Management will monitor overall interest rate exposure and will analyze and quantify potential risks, including interest rate, liquidity and rollover risks. The University may manage the liquidity risk of variable rate debt either through its own working capital/investment portfolio, the type of instrument used, or by using third party sources of liquidity. The University may manage interest rate risk in its portfolio through specific budget and internal bank management strategies or through the use of derivative instruments.
*Note that Moody’s considers the component units’ debt as part of the University’s aggregate debt portfolio.
VI. Derivative Instruments
In certain circumstances, derivatives are an effective way for the University to adjust its mix of fixed-and floating-rate debt and manage interest rate exposures. Derivatives may also be an effective way to manage liquidity risks. The University’s philosophy is to use derivatives strategically to achieve asset and liability portfolio objectives and hedge existing exposures. Derivatives will not be used to create leverage or to speculate on the movement of interest rates.
The University maintains an Interest Rate Risk Management Policy which provides guidelines on the authorization and management of derivatives as they relate to the debt portfolio. The Interest Rate Risk Management Policy does not apply to derivatives used by the University of Virginia Investment Management Company in its management of the University’s endowment and assets or any University-related foundations.
Any decisions made regarding the use of derivatives must take into consideration the resulting impact under the Debt Policy.
VII. Counterparty Diversification
The University recognizes that counterparty diversification is desired as a risk management strategy. Therefore, the University will maintain relationships with multiple financial partners for the provision of investment banking, derivative, and liquidity services.
Such counterparty diversification will also take into account the services such institutions provide for other areas of the University, such as working capital management, investment management, etc.
Specific guidelines for the use, and limit, of counterparties related to derivative transactions can be found in the University’s Interest Rate Risk Management Policy.

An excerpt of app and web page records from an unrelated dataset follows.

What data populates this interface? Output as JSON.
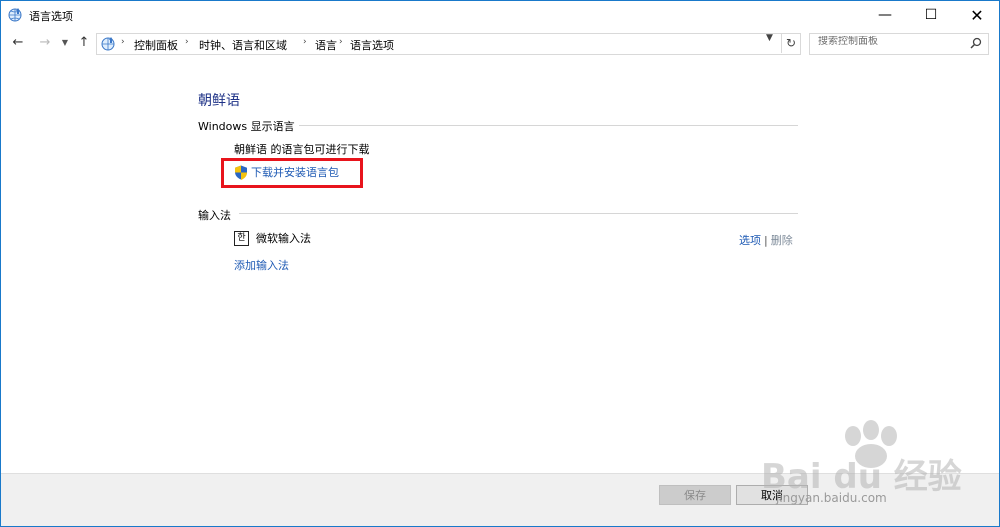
{
  "window": {
    "title": "语言选项"
  },
  "address": {
    "crumbs": [
      "控制面板",
      "时钟、语言和区域",
      "语言",
      "语言选项"
    ]
  },
  "search": {
    "placeholder": "搜索控制面板"
  },
  "language": {
    "name": "朝鲜语",
    "display_section": "Windows 显示语言",
    "pack_available": "朝鲜语 的语言包可进行下载",
    "download_link": "下载并安装语言包"
  },
  "ime": {
    "section": "输入法",
    "icon_glyph": "한",
    "name": "微软输入法",
    "options_label": "选项",
    "separator": "|",
    "delete_label": "删除",
    "add_label": "添加输入法"
  },
  "footer": {
    "save_label": "保存",
    "cancel_label": "取消"
  },
  "watermark": {
    "brand": "Bai du 经验",
    "url": "jingyan.baidu.com"
  },
  "colors": {
    "link": "#1e5ab4",
    "title": "#1e3287",
    "highlight": "#e8141c",
    "border": "#1979ca"
  },
  "icons": {
    "app": "globe-language-icon",
    "back": "arrow-left-icon",
    "forward": "arrow-right-icon",
    "up": "arrow-up-icon",
    "refresh": "refresh-icon",
    "search": "search-icon",
    "shield": "uac-shield-icon"
  }
}
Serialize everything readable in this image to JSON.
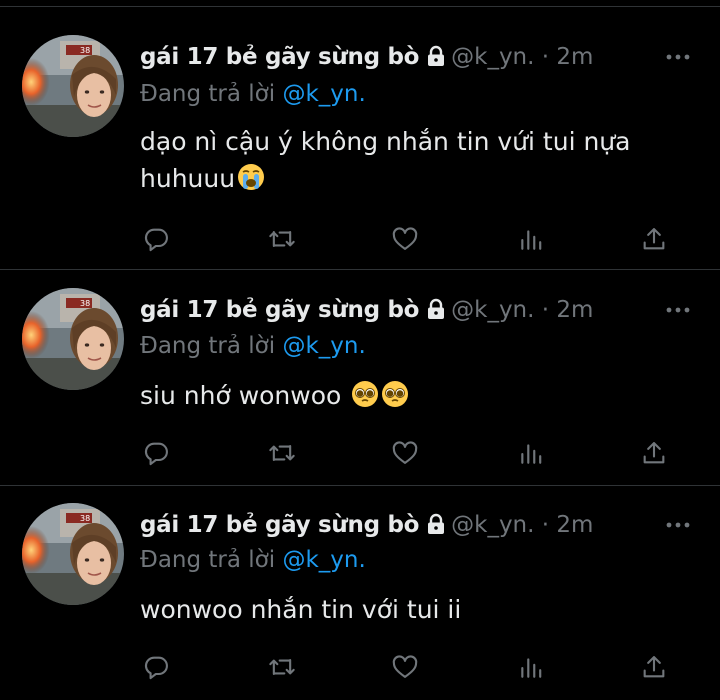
{
  "tweets": [
    {
      "display_name": "gái 17 bẻ gãy sừng bò",
      "handle": "@k_yn.",
      "dot": "·",
      "time": "2m",
      "reply_prefix": "Đang trả lời",
      "reply_handle": "@k_yn.",
      "text_line1": "dạo nì cậu ý không nhắn tin vứi tui nựa",
      "text_line2": "huhuuu",
      "emoji": [
        "loudly-crying-face"
      ]
    },
    {
      "display_name": "gái 17 bẻ gãy sừng bò",
      "handle": "@k_yn.",
      "dot": "·",
      "time": "2m",
      "reply_prefix": "Đang trả lời",
      "reply_handle": "@k_yn.",
      "text_line1": "siu nhớ wonwoo",
      "emoji": [
        "pleading-face",
        "pleading-face"
      ]
    },
    {
      "display_name": "gái 17 bẻ gãy sừng bò",
      "handle": "@k_yn.",
      "dot": "·",
      "time": "2m",
      "reply_prefix": "Đang trả lời",
      "reply_handle": "@k_yn.",
      "text_line1": "wonwoo nhắn tin với tui ii"
    }
  ],
  "icons": {
    "reply": "reply-icon",
    "retweet": "retweet-icon",
    "like": "heart-icon",
    "views": "views-icon",
    "share": "share-icon",
    "more": "more-icon",
    "lock": "lock-icon"
  },
  "colors": {
    "background": "#000000",
    "text": "#e7e9ea",
    "muted": "#71767b",
    "link": "#1d9bf0",
    "divider": "#2f3336"
  }
}
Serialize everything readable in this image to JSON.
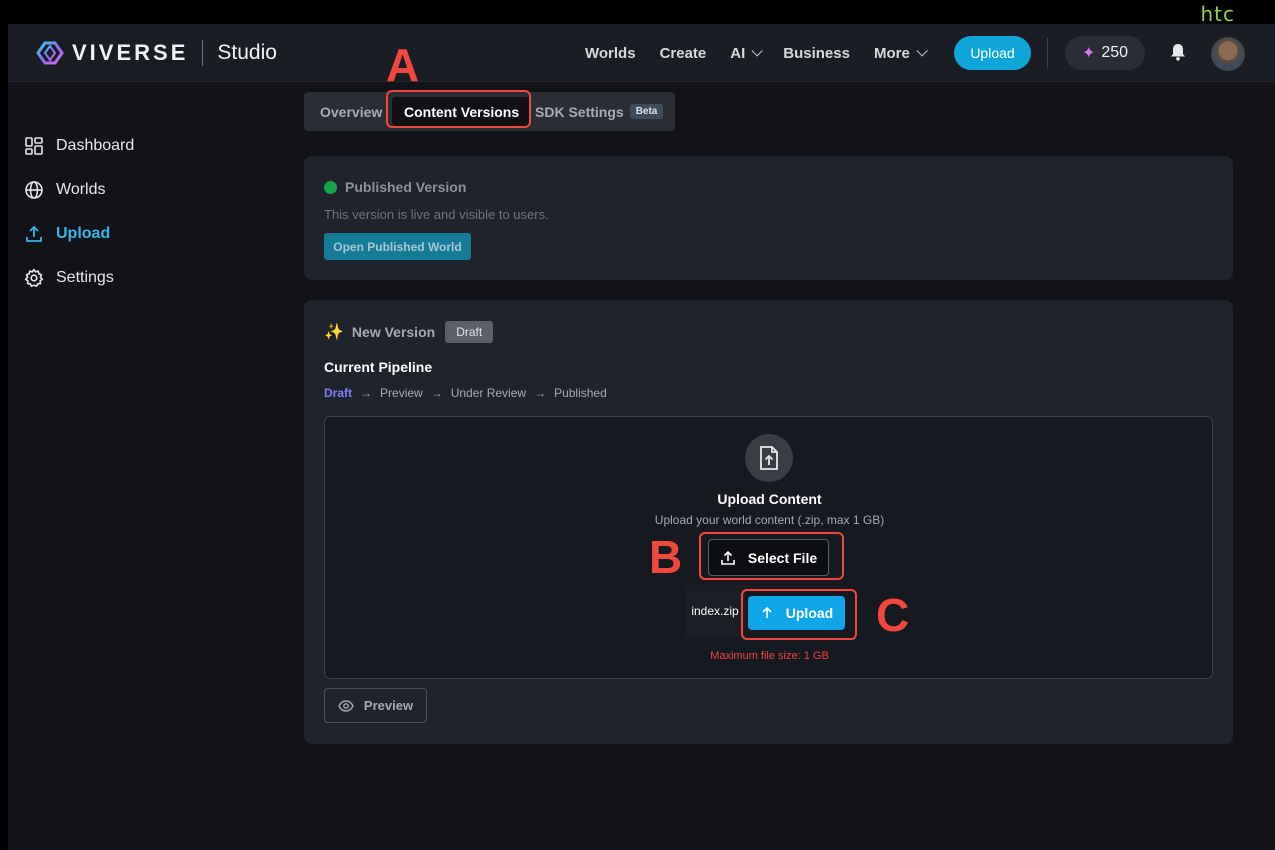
{
  "corner_brand": "htc",
  "header": {
    "logo_text": "VIVERSE",
    "logo_studio": "Studio",
    "nav": [
      {
        "label": "Worlds",
        "dropdown": false
      },
      {
        "label": "Create",
        "dropdown": false
      },
      {
        "label": "AI",
        "dropdown": true
      },
      {
        "label": "Business",
        "dropdown": false
      },
      {
        "label": "More",
        "dropdown": true
      }
    ],
    "upload_label": "Upload",
    "credits": "250",
    "icons": [
      "bell-icon",
      "avatar"
    ]
  },
  "sidebar": {
    "items": [
      {
        "label": "Dashboard",
        "icon": "dashboard-icon",
        "active": false
      },
      {
        "label": "Worlds",
        "icon": "globe-icon",
        "active": false
      },
      {
        "label": "Upload",
        "icon": "upload-icon",
        "active": true
      },
      {
        "label": "Settings",
        "icon": "gear-icon",
        "active": false
      }
    ]
  },
  "tabs": {
    "items": [
      {
        "label": "Overview"
      },
      {
        "label": "Content Versions",
        "active": true
      },
      {
        "label": "SDK Settings",
        "badge": "Beta"
      }
    ]
  },
  "published": {
    "title": "Published Version",
    "description": "This version is live and visible to users.",
    "open_button": "Open Published World"
  },
  "new_version": {
    "title": "New Version",
    "badge": "Draft",
    "pipeline_title": "Current Pipeline",
    "pipeline": [
      "Draft",
      "Preview",
      "Under Review",
      "Published"
    ],
    "pipeline_current": "Draft",
    "arrow": "→",
    "upload": {
      "title": "Upload Content",
      "subtitle": "Upload your world content (.zip, max 1 GB)",
      "select_button": "Select File",
      "file_name": "index.zip",
      "upload_button": "Upload",
      "max_size": "Maximum file size: 1 GB"
    },
    "preview_button": "Preview"
  },
  "annotations": {
    "a": "A",
    "b": "B",
    "c": "C",
    "color": "#f0483e"
  },
  "colors": {
    "accent": "#0ea5d8",
    "active_nav": "#36b6e6",
    "published_dot": "#16a34a",
    "pipeline_current": "#7f7cf4",
    "error": "#ef4444"
  }
}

VIII. Post-Issuance Compliance
The University realizes the importance of complying with federal and institutional requirements regarding the issuance and ongoing management of its tax-exempt debt. As such, the University maintains a Tax-Exempt Debt Compliance Policy that is intended to define compliance practices including compliance actions, records management, and process continuity within the Office of Treasury Management and the Office of the Comptroller.
IX. Communication with External Parties
In order to maintain cost-effective access to the capital markets, the University recognizes that it needs to provide appropriate information to the rating agencies which maintain ratings on the University’s debt as well as investors who purchase such debt. The University will provide necessary information to these parties on a timely basis, including posting of required continuing disclosure information.